What to produce: Can you restate the records below word for word?

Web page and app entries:
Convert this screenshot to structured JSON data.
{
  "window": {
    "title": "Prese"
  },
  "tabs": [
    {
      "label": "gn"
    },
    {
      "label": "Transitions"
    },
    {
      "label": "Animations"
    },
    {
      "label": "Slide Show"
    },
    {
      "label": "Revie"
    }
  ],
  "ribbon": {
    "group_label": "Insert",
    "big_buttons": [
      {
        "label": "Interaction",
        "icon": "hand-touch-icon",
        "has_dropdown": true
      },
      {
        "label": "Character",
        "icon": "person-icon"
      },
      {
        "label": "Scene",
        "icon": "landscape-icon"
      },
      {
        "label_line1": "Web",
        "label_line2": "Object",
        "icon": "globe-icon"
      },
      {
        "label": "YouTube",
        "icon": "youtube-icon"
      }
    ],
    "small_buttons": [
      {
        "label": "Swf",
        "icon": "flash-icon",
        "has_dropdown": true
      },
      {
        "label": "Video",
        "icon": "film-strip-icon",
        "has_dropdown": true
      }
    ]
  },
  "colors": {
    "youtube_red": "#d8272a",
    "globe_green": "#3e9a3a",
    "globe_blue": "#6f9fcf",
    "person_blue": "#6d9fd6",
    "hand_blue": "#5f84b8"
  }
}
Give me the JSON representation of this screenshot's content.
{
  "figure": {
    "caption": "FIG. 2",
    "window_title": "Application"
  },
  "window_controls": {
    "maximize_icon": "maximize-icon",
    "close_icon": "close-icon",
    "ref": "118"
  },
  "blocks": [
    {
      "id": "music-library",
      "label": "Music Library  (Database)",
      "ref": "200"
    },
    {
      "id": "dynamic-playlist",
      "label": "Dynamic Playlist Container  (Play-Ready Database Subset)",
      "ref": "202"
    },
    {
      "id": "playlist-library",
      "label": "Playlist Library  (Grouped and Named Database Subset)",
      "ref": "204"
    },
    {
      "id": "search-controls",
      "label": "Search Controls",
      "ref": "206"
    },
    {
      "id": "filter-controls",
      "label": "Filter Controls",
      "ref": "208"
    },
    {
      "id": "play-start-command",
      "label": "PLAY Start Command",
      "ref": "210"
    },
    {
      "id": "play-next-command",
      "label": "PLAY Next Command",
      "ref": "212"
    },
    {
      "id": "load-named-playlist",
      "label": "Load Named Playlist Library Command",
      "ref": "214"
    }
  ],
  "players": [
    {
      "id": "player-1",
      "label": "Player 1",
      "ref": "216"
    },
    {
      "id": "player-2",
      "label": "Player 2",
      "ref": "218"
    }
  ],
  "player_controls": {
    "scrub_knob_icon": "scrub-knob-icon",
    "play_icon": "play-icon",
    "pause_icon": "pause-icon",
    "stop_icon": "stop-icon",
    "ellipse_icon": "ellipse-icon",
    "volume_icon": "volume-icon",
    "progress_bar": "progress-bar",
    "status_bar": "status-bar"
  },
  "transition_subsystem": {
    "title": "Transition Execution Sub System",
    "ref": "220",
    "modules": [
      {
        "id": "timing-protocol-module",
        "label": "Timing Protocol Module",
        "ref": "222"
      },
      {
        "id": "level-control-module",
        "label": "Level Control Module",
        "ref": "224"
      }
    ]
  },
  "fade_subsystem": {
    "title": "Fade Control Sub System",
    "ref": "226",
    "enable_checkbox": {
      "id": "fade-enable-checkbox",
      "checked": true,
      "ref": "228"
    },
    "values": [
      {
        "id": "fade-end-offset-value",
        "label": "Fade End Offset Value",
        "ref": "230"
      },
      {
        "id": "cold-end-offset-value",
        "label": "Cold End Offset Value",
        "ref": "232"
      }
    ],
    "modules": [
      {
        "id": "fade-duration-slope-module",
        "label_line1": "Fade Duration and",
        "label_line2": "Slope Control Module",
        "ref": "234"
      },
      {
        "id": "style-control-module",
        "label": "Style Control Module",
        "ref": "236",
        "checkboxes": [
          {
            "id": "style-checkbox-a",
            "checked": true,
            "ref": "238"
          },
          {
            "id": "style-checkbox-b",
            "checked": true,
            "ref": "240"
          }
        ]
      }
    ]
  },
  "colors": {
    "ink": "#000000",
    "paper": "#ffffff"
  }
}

Task result:
Convert this screenshot to structured JSON data.
{
  "window": {
    "title": "Prese"
  },
  "tabs": [
    {
      "label": "gn"
    },
    {
      "label": "Transitions"
    },
    {
      "label": "Animations"
    },
    {
      "label": "Slide Show"
    },
    {
      "label": "Revie"
    }
  ],
  "ribbon": {
    "group_label": "Insert",
    "big_buttons": [
      {
        "label": "Interaction",
        "icon": "hand-touch-icon",
        "has_dropdown": true
      },
      {
        "label": "Character",
        "icon": "person-icon"
      },
      {
        "label": "Scene",
        "icon": "landscape-icon"
      },
      {
        "label_line1": "Web",
        "label_line2": "Object",
        "icon": "globe-icon"
      },
      {
        "label": "YouTube",
        "icon": "youtube-icon"
      }
    ],
    "small_buttons": [
      {
        "label": "Swf",
        "icon": "flash-icon",
        "has_dropdown": true
      },
      {
        "label": "Video",
        "icon": "film-strip-icon",
        "has_dropdown": true
      }
    ]
  },
  "colors": {
    "youtube_red": "#d8272a",
    "globe_green": "#3e9a3a",
    "globe_blue": "#6f9fcf",
    "person_blue": "#6d9fd6",
    "hand_blue": "#5f84b8"
  }
}
Give me the JSON representation of this screenshot's content.
{
  "figure": {
    "caption": "FIG. 2",
    "window_title": "Application"
  },
  "window_controls": {
    "maximize_icon": "maximize-icon",
    "close_icon": "close-icon",
    "ref": "118"
  },
  "blocks": [
    {
      "id": "music-library",
      "label": "Music Library  (Database)",
      "ref": "200"
    },
    {
      "id": "dynamic-playlist",
      "label": "Dynamic Playlist Container  (Play-Ready Database Subset)",
      "ref": "202"
    },
    {
      "id": "playlist-library",
      "label": "Playlist Library  (Grouped and Named Database Subset)",
      "ref": "204"
    },
    {
      "id": "search-controls",
      "label": "Search Controls",
      "ref": "206"
    },
    {
      "id": "filter-controls",
      "label": "Filter Controls",
      "ref": "208"
    },
    {
      "id": "play-start-command",
      "label": "PLAY Start Command",
      "ref": "210"
    },
    {
      "id": "play-next-command",
      "label": "PLAY Next Command",
      "ref": "212"
    },
    {
      "id": "load-named-playlist",
      "label": "Load Named Playlist Library Command",
      "ref": "214"
    }
  ],
  "players": [
    {
      "id": "player-1",
      "label": "Player 1",
      "ref": "216"
    },
    {
      "id": "player-2",
      "label": "Player 2",
      "ref": "218"
    }
  ],
  "player_controls": {
    "scrub_knob_icon": "scrub-knob-icon",
    "play_icon": "play-icon",
    "pause_icon": "pause-icon",
    "stop_icon": "stop-icon",
    "ellipse_icon": "ellipse-icon",
    "volume_icon": "volume-icon",
    "progress_bar": "progress-bar",
    "status_bar": "status-bar"
  },
  "transition_subsystem": {
    "title": "Transition Execution Sub System",
    "ref": "220",
    "modules": [
      {
        "id": "timing-protocol-module",
        "label": "Timing Protocol Module",
        "ref": "222"
      },
      {
        "id": "level-control-module",
        "label": "Level Control Module",
        "ref": "224"
      }
    ]
  },
  "fade_subsystem": {
    "title": "Fade Control Sub System",
    "ref": "226",
    "enable_checkbox": {
      "id": "fade-enable-checkbox",
      "checked": true,
      "ref": "228"
    },
    "values": [
      {
        "id": "fade-end-offset-value",
        "label": "Fade End Offset Value",
        "ref": "230"
      },
      {
        "id": "cold-end-offset-value",
        "label": "Cold End Offset Value",
        "ref": "232"
      }
    ],
    "modules": [
      {
        "id": "fade-duration-slope-module",
        "label_line1": "Fade Duration and",
        "label_line2": "Slope Control Module",
        "ref": "234"
      },
      {
        "id": "style-control-module",
        "label": "Style Control Module",
        "ref": "236",
        "checkboxes": [
          {
            "id": "style-checkbox-a",
            "checked": true,
            "ref": "238"
          },
          {
            "id": "style-checkbox-b",
            "checked": true,
            "ref": "240"
          }
        ]
      }
    ]
  },
  "colors": {
    "ink": "#000000",
    "paper": "#ffffff"
  }
}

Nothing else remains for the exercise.